Methods: We identified and characterized an index case of RS(3)PE presenting in a unilateral pattern. We subsequently performed a systematic literature search to identify other reports of patients with unilateral RS(3)PE.

Results: The index case was a 76-year-old male with a prior history of right hemiparesis owing to a cerebrovascular accident 25 years prior, who developed a classic picture of RS(3)PE involving hand (metacarpophalageal and wrist joint) arthritis and dorsal pitting edema, accompanied by an elevated erythrocyte sedimentation rate, but only in the nonhemiparetic hand. The condition responded rapidly to low-dose prednisone. Our literature search identified 5 other cases of unilateral RS(3)PE, including 2 presented only in the Italian or German literature. Of the 5 cases, 2 were in patients with preexisting neurologic disease, in which the neurologically affected side was spared. One additional case initially presented as unilateral disease but rapidly progressed to bilaterality. Two cases presented in a fully unilateral manner despite no reported neurologic abnormalities on the unaffected sides.

Conclusions: While RS(3)PE is almost always a symmetric disease of the upper extremities, it may rarely present in a unilateral fashion. The apparent ability of neuropathic changes to protect against the expression of RS(3)PE in an extremity suggests a role for neural and possibly other local factors in the genesis/modulation of the onset or maintenance of RS(3)PE.
View Article and Find Full Text PDF

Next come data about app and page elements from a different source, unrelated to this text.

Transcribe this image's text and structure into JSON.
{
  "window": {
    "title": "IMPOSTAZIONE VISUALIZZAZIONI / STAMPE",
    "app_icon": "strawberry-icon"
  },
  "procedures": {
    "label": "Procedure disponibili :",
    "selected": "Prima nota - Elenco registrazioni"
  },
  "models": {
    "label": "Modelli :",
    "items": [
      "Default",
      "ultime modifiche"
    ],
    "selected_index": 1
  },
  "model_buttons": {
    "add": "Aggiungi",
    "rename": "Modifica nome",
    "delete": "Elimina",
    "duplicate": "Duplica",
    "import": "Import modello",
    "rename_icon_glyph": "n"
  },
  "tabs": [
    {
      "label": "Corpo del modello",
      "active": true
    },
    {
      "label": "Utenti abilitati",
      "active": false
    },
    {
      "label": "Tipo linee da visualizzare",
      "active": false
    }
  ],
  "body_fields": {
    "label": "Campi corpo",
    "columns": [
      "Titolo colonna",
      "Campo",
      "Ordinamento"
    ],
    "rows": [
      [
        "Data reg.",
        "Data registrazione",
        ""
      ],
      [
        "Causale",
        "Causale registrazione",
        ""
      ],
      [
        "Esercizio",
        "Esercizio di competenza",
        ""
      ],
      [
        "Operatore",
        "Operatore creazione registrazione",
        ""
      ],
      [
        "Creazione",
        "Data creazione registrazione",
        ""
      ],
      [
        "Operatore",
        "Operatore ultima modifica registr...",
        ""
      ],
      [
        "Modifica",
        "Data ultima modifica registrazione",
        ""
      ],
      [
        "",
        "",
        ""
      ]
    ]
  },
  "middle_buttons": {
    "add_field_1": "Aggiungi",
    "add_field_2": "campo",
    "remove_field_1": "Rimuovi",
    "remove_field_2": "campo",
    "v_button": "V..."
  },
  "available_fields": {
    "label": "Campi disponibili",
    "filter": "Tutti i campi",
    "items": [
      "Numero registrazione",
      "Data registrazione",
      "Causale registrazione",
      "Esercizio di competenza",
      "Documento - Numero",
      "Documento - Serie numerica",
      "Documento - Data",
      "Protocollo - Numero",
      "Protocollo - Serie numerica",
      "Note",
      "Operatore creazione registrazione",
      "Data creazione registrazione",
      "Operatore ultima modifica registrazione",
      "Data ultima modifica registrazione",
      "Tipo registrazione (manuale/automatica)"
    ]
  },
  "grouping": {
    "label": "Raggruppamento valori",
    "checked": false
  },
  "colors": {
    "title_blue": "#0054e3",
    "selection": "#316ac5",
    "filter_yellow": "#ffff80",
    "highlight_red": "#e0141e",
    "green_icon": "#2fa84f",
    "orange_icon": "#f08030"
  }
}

Download full-text PDF

Source
http://dx.doi.org/10.1016/j.semarthrit.2008.03.008DOI Listing
June 2009